▸ EXERCISE REQUIREMENTS:
For this exercise, reproduce the records exactly as they stand and do not carry any images over.

▸ EXTRACTED RECORDS:
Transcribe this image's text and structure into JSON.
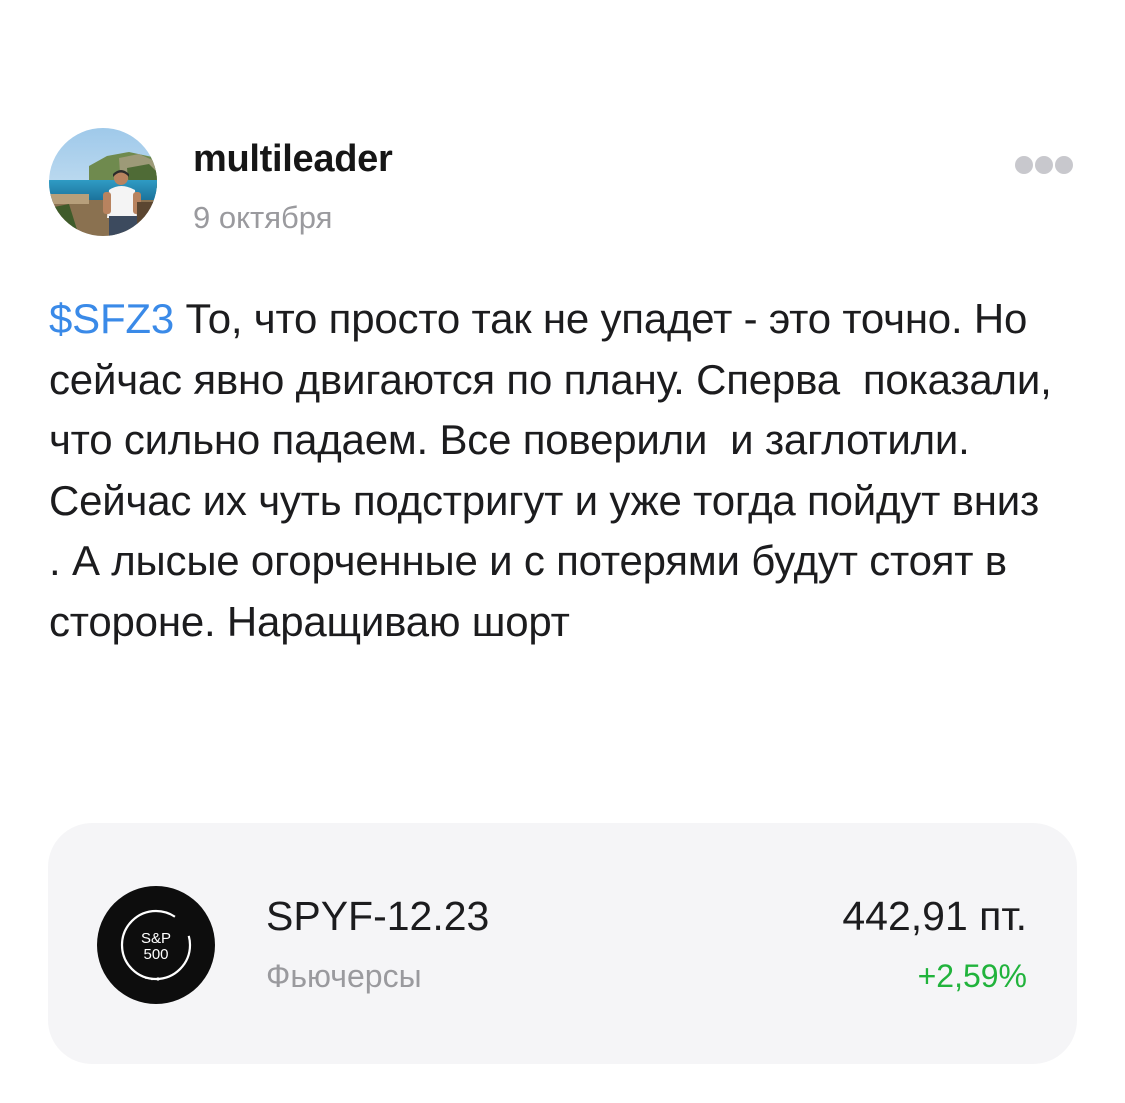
{
  "post": {
    "author": {
      "name": "multileader",
      "avatar_icon": "user-avatar-photo"
    },
    "date": "9 октября",
    "more_icon": "more-dots-icon",
    "ticker_tag": "$SFZ3",
    "text_after_tag": " То, что просто так не упадет - это точно. Но сейчас явно двигаются по плану. Сперва  показали, что сильно падаем. Все поверили  и заглотили. Сейчас их чуть подстригут и уже тогда пойдут вниз . А лысые огорченные и с потерями будут стоят в стороне. Наращиваю шорт",
    "colors": {
      "ticker_link": "#3a8ae8",
      "positive_change": "#21b33c",
      "muted_text": "#9a9a9e",
      "card_background": "#f5f5f7"
    }
  },
  "instrument_card": {
    "logo": {
      "icon": "sp500-logo-icon",
      "line1": "S&P",
      "line2": "500"
    },
    "ticker": "SPYF-12.23",
    "type": "Фьючерсы",
    "price": "442,91 пт.",
    "change": "+2,59%"
  }
}
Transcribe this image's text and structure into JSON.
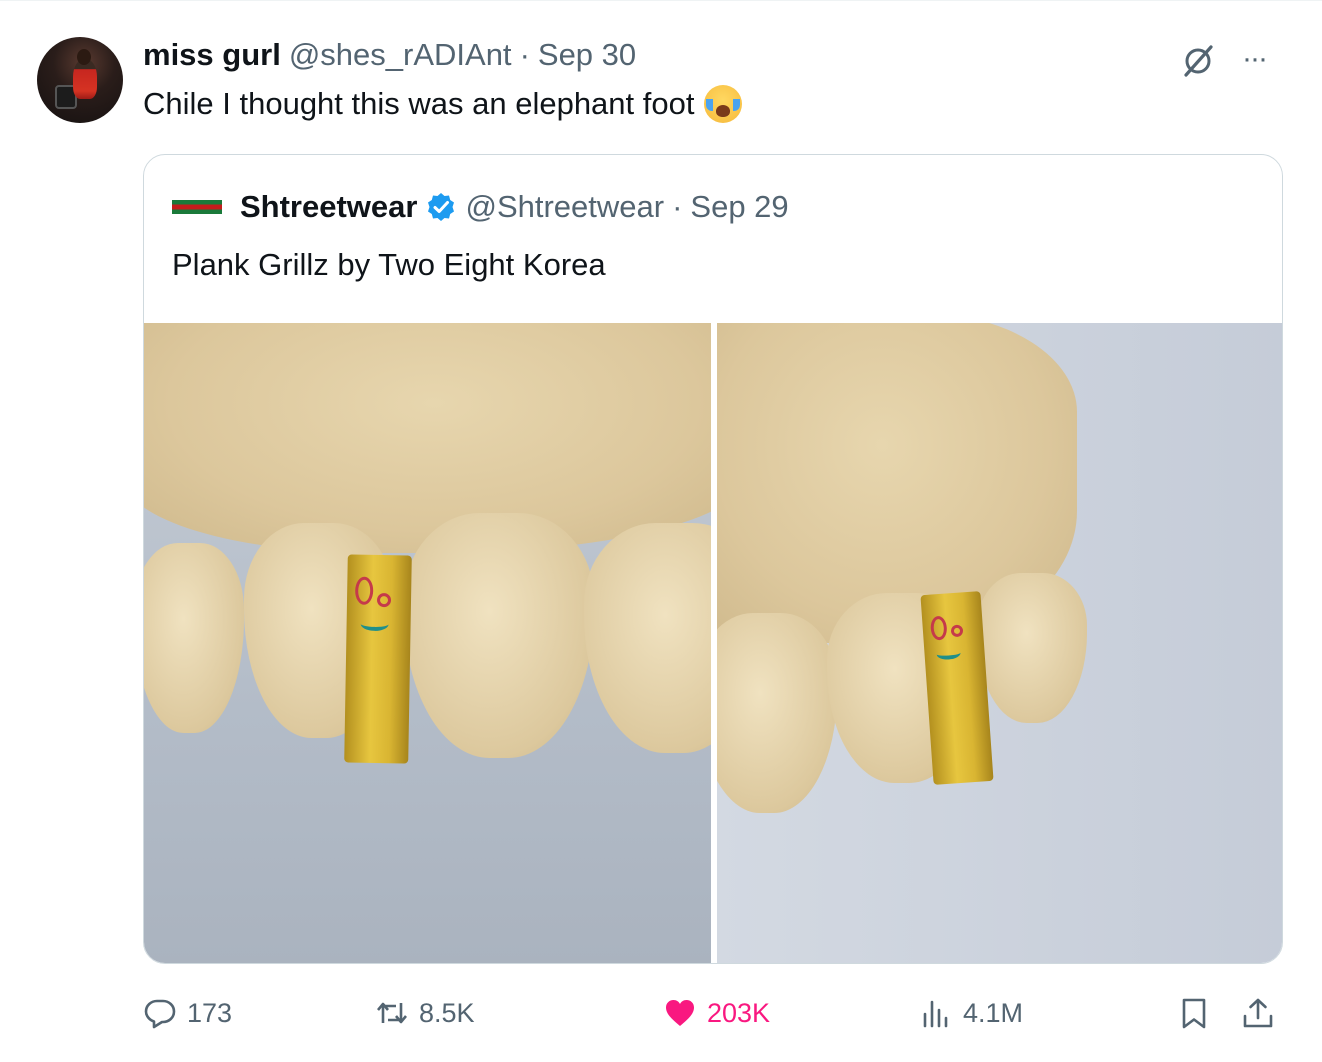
{
  "tweet": {
    "author": {
      "display_name": "miss gurl",
      "handle": "@shes_rADIAnt",
      "separator": "·",
      "date": "Sep 30"
    },
    "text": "Chile I thought this was an elephant foot",
    "emoji": "loudly-crying-face"
  },
  "quote": {
    "author": {
      "display_name": "Shtreetwear",
      "verified": true,
      "handle": "@Shtreetwear",
      "separator": "·",
      "date": "Sep 29"
    },
    "text": "Plank Grillz by Two Eight Korea",
    "media_count": 2
  },
  "actions": {
    "replies": "173",
    "reposts": "8.5K",
    "likes": "203K",
    "views": "4.1M"
  },
  "colors": {
    "text_primary": "#0f1419",
    "text_secondary": "#536471",
    "like": "#f91880",
    "verified": "#1d9bf0",
    "border": "#cfd9de"
  },
  "icons": {
    "reply": "speech-bubble-icon",
    "repost": "repost-arrows-icon",
    "like": "heart-icon",
    "views": "bar-chart-icon",
    "bookmark": "bookmark-icon",
    "share": "share-upload-icon",
    "more": "more-dots-icon",
    "grok": "grok-slash-circle-icon"
  }
}
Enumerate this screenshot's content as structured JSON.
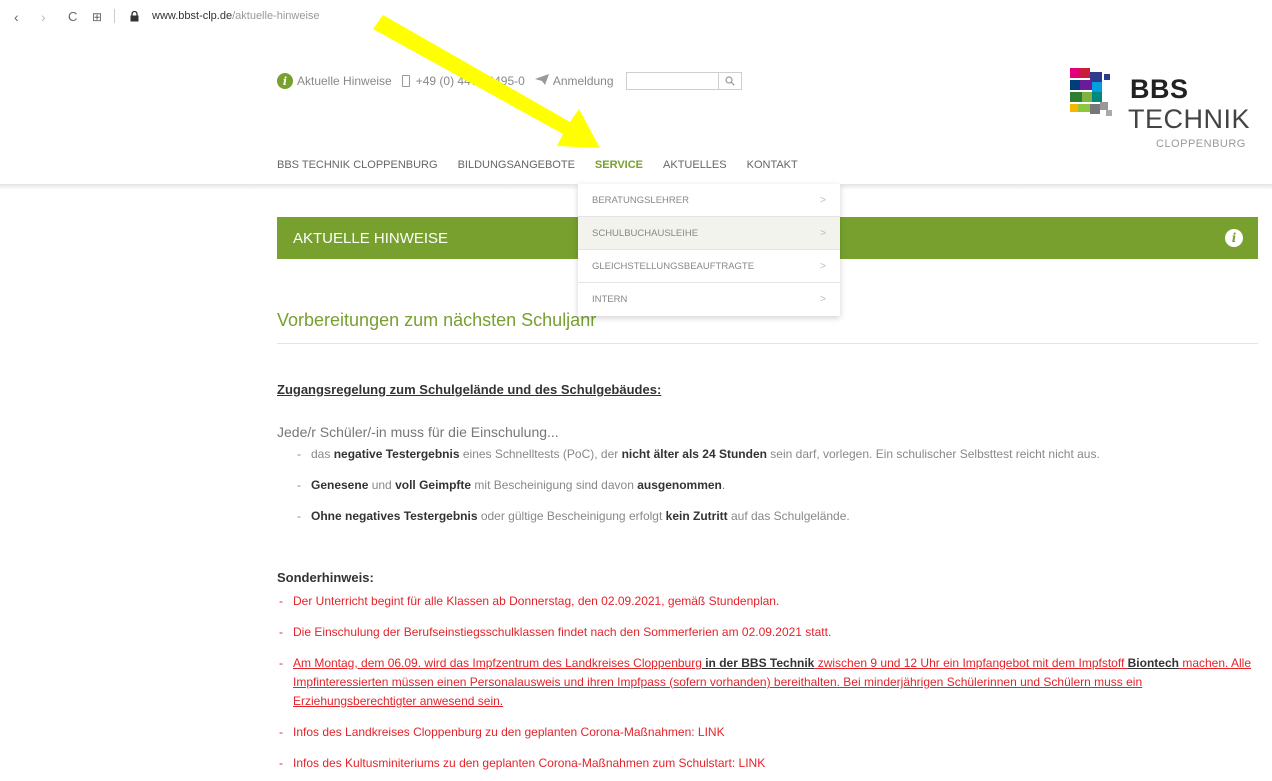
{
  "browser": {
    "back_icon": "‹",
    "forward_icon": "›",
    "reload_icon": "C",
    "apps_icon": "⊞",
    "lock_icon": "🔒",
    "url_domain": "www.bbst-clp.de",
    "url_path": "/aktuelle-hinweise"
  },
  "topbar": {
    "hinweise": "Aktuelle Hinweise",
    "phone": "+49 (0) 4471 9495-0",
    "anmeldung": "Anmeldung",
    "search_placeholder": ""
  },
  "logo": {
    "line1": "BBS",
    "line2": "TECHNIK",
    "line3": "CLOPPENBURG"
  },
  "nav": {
    "items": [
      "BBS TECHNIK CLOPPENBURG",
      "BILDUNGSANGEBOTE",
      "SERVICE",
      "AKTUELLES",
      "KONTAKT"
    ]
  },
  "dropdown": {
    "items": [
      "BERATUNGSLEHRER",
      "SCHULBUCHAUSLEIHE",
      "GLEICHSTELLUNGSBEAUFTRAGTE",
      "INTERN"
    ],
    "arrow": ">"
  },
  "section": {
    "title": "AKTUELLE HINWEISE"
  },
  "article": {
    "title": "Vorbereitungen zum nächsten Schuljahr",
    "subheading": "Zugangsregelung zum Schulgelände und des Schulgebäudes:",
    "intro": "Jede/r Schüler/-in muss für die Einschulung...",
    "b1_a": "das ",
    "b1_b": "negative Testergebnis",
    "b1_c": " eines Schnelltests (PoC), der ",
    "b1_d": "nicht älter als 24 Stunden",
    "b1_e": " sein darf, vorlegen. Ein schulischer Selbsttest reicht nicht aus.",
    "b2_a": "Genesene",
    "b2_b": " und ",
    "b2_c": "voll Geimpfte",
    "b2_d": " mit Bescheinigung sind davon ",
    "b2_e": "ausgenommen",
    "b2_f": ".",
    "b3_a": "Ohne negatives Testergebnis",
    "b3_b": " oder gültige Bescheinigung erfolgt ",
    "b3_c": "kein Zutritt",
    "b3_d": " auf das Schulgelände.",
    "sonder": "Sonderhinweis:",
    "r1": "Der Unterricht begint für alle Klassen ab Donnerstag, den 02.09.2021, gemäß Stundenplan.",
    "r2": "Die Einschulung der Berufseinstiegsschulklassen findet nach den Sommerferien am 02.09.2021 statt.",
    "r3_a": "Am Montag, dem 06.09. wird das Impfzentrum des Landkreises Cloppenburg",
    "r3_b": " in der BBS Technik",
    "r3_c": " zwischen 9 und 12 Uhr ein Impfangebot mit dem Impfstoff ",
    "r3_d": "Biontech",
    "r3_e": " machen. Alle Impfinteressierten müssen einen Personalausweis und ihren Impfpass (sofern vorhanden) bereithalten. Bei minderjährigen Schülerinnen und Schülern muss ein Erziehungsberechtigter anwesend sein.",
    "r4": "Infos des Landkreises Cloppenburg zu den geplanten Corona-Maßnahmen: LINK",
    "r5": "Infos des Kultusminiteriums zu den geplanten Corona-Maßnahmen zum Schulstart: LINK"
  },
  "colors": {
    "brand_green": "#77a02f",
    "alert_red": "#e3242b",
    "arrow_yellow": "#ffff00"
  }
}
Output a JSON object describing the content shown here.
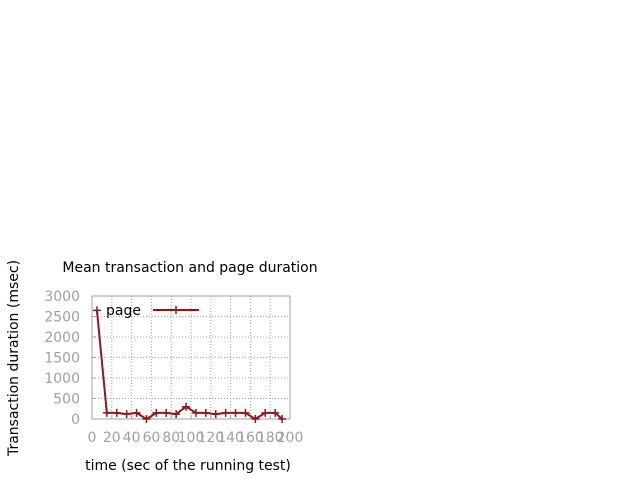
{
  "chart_data": {
    "type": "line",
    "title": "Mean transaction and page duration",
    "xlabel": "time (sec of the running test)",
    "ylabel": "Transaction duration (msec)",
    "xlim": [
      0,
      200
    ],
    "ylim": [
      0,
      3000
    ],
    "xticks": [
      0,
      20,
      40,
      60,
      80,
      100,
      120,
      140,
      160,
      180,
      200
    ],
    "yticks": [
      0,
      500,
      1000,
      1500,
      2000,
      2500,
      3000
    ],
    "grid": true,
    "legend_position": "top-left",
    "series": [
      {
        "name": "page",
        "color": "#8b1a1a",
        "x": [
          5,
          15,
          25,
          35,
          45,
          55,
          65,
          75,
          85,
          95,
          105,
          115,
          125,
          135,
          145,
          155,
          165,
          175,
          185,
          192
        ],
        "y": [
          2650,
          150,
          150,
          120,
          150,
          0,
          150,
          150,
          120,
          300,
          150,
          150,
          120,
          150,
          150,
          150,
          0,
          150,
          150,
          0
        ]
      }
    ]
  }
}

▸ ANSWER TO THIS TASK:
Transcribe this image's text and structure into JSON.
{
  "post": {
    "author": {
      "name": "multileader",
      "avatar_icon": "user-avatar-photo"
    },
    "date": "9 октября",
    "more_icon": "more-dots-icon",
    "ticker_tag": "$SFZ3",
    "text_after_tag": " То, что просто так не упадет - это точно. Но сейчас явно двигаются по плану. Сперва  показали, что сильно падаем. Все поверили  и заглотили. Сейчас их чуть подстригут и уже тогда пойдут вниз . А лысые огорченные и с потерями будут стоят в стороне. Наращиваю шорт",
    "colors": {
      "ticker_link": "#3a8ae8",
      "positive_change": "#21b33c",
      "muted_text": "#9a9a9e",
      "card_background": "#f5f5f7"
    }
  },
  "instrument_card": {
    "logo": {
      "icon": "sp500-logo-icon",
      "line1": "S&P",
      "line2": "500"
    },
    "ticker": "SPYF-12.23",
    "type": "Фьючерсы",
    "price": "442,91 пт.",
    "change": "+2,59%"
  }
}
Transcribe this image's text and structure into JSON.
{
  "tweet": {
    "author": {
      "display_name": "miss gurl",
      "handle": "@shes_rADIAnt",
      "separator": "·",
      "date": "Sep 30"
    },
    "text": "Chile I thought this was an elephant foot",
    "emoji": "loudly-crying-face"
  },
  "quote": {
    "author": {
      "display_name": "Shtreetwear",
      "verified": true,
      "handle": "@Shtreetwear",
      "separator": "·",
      "date": "Sep 29"
    },
    "text": "Plank Grillz by Two Eight Korea",
    "media_count": 2
  },
  "actions": {
    "replies": "173",
    "reposts": "8.5K",
    "likes": "203K",
    "views": "4.1M"
  },
  "colors": {
    "text_primary": "#0f1419",
    "text_secondary": "#536471",
    "like": "#f91880",
    "verified": "#1d9bf0",
    "border": "#cfd9de"
  },
  "icons": {
    "reply": "speech-bubble-icon",
    "repost": "repost-arrows-icon",
    "like": "heart-icon",
    "views": "bar-chart-icon",
    "bookmark": "bookmark-icon",
    "share": "share-upload-icon",
    "more": "more-dots-icon",
    "grok": "grok-slash-circle-icon"
  }
}
Enumerate this screenshot's content as structured JSON.
{
  "browser": {
    "back_icon": "‹",
    "forward_icon": "›",
    "reload_icon": "C",
    "apps_icon": "⊞",
    "lock_icon": "🔒",
    "url_domain": "www.bbst-clp.de",
    "url_path": "/aktuelle-hinweise"
  },
  "topbar": {
    "hinweise": "Aktuelle Hinweise",
    "phone": "+49 (0) 4471 9495-0",
    "anmeldung": "Anmeldung",
    "search_placeholder": ""
  },
  "logo": {
    "line1": "BBS",
    "line2": "TECHNIK",
    "line3": "CLOPPENBURG"
  },
  "nav": {
    "items": [
      "BBS TECHNIK CLOPPENBURG",
      "BILDUNGSANGEBOTE",
      "SERVICE",
      "AKTUELLES",
      "KONTAKT"
    ]
  },
  "dropdown": {
    "items": [
      "BERATUNGSLEHRER",
      "SCHULBUCHAUSLEIHE",
      "GLEICHSTELLUNGSBEAUFTRAGTE",
      "INTERN"
    ],
    "arrow": ">"
  },
  "section": {
    "title": "AKTUELLE HINWEISE"
  },
  "article": {
    "title": "Vorbereitungen zum nächsten Schuljahr",
    "subheading": "Zugangsregelung zum Schulgelände und des Schulgebäudes:",
    "intro": "Jede/r Schüler/-in muss für die Einschulung...",
    "b1_a": "das ",
    "b1_b": "negative Testergebnis",
    "b1_c": " eines Schnelltests (PoC), der ",
    "b1_d": "nicht älter als 24 Stunden",
    "b1_e": " sein darf, vorlegen. Ein schulischer Selbsttest reicht nicht aus.",
    "b2_a": "Genesene",
    "b2_b": " und ",
    "b2_c": "voll Geimpfte",
    "b2_d": " mit Bescheinigung sind davon ",
    "b2_e": "ausgenommen",
    "b2_f": ".",
    "b3_a": "Ohne negatives Testergebnis",
    "b3_b": " oder gültige Bescheinigung erfolgt ",
    "b3_c": "kein Zutritt",
    "b3_d": " auf das Schulgelände.",
    "sonder": "Sonderhinweis:",
    "r1": "Der Unterricht begint für alle Klassen ab Donnerstag, den 02.09.2021, gemäß Stundenplan.",
    "r2": "Die Einschulung der Berufseinstiegsschulklassen findet nach den Sommerferien am 02.09.2021 statt.",
    "r3_a": "Am Montag, dem 06.09. wird das Impfzentrum des Landkreises Cloppenburg",
    "r3_b": " in der BBS Technik",
    "r3_c": " zwischen 9 und 12 Uhr ein Impfangebot mit dem Impfstoff ",
    "r3_d": "Biontech",
    "r3_e": " machen. Alle Impfinteressierten müssen einen Personalausweis und ihren Impfpass (sofern vorhanden) bereithalten. Bei minderjährigen Schülerinnen und Schülern muss ein Erziehungsberechtigter anwesend sein.",
    "r4": "Infos des Landkreises Cloppenburg zu den geplanten Corona-Maßnahmen: LINK",
    "r5": "Infos des Kultusminiteriums zu den geplanten Corona-Maßnahmen zum Schulstart: LINK"
  },
  "colors": {
    "brand_green": "#77a02f",
    "alert_red": "#e3242b",
    "arrow_yellow": "#ffff00"
  }
}
Output a JSON object describing the content shown here.
{
  "chart_data": {
    "type": "line",
    "title": "Mean transaction and page duration",
    "xlabel": "time (sec of the running test)",
    "ylabel": "Transaction duration (msec)",
    "xlim": [
      0,
      200
    ],
    "ylim": [
      0,
      3000
    ],
    "xticks": [
      0,
      20,
      40,
      60,
      80,
      100,
      120,
      140,
      160,
      180,
      200
    ],
    "yticks": [
      0,
      500,
      1000,
      1500,
      2000,
      2500,
      3000
    ],
    "grid": true,
    "legend_position": "top-left",
    "series": [
      {
        "name": "page",
        "color": "#8b1a1a",
        "x": [
          5,
          15,
          25,
          35,
          45,
          55,
          65,
          75,
          85,
          95,
          105,
          115,
          125,
          135,
          145,
          155,
          165,
          175,
          185,
          192
        ],
        "y": [
          2650,
          150,
          150,
          120,
          150,
          0,
          150,
          150,
          120,
          300,
          150,
          150,
          120,
          150,
          150,
          150,
          0,
          150,
          150,
          0
        ]
      }
    ]
  }
}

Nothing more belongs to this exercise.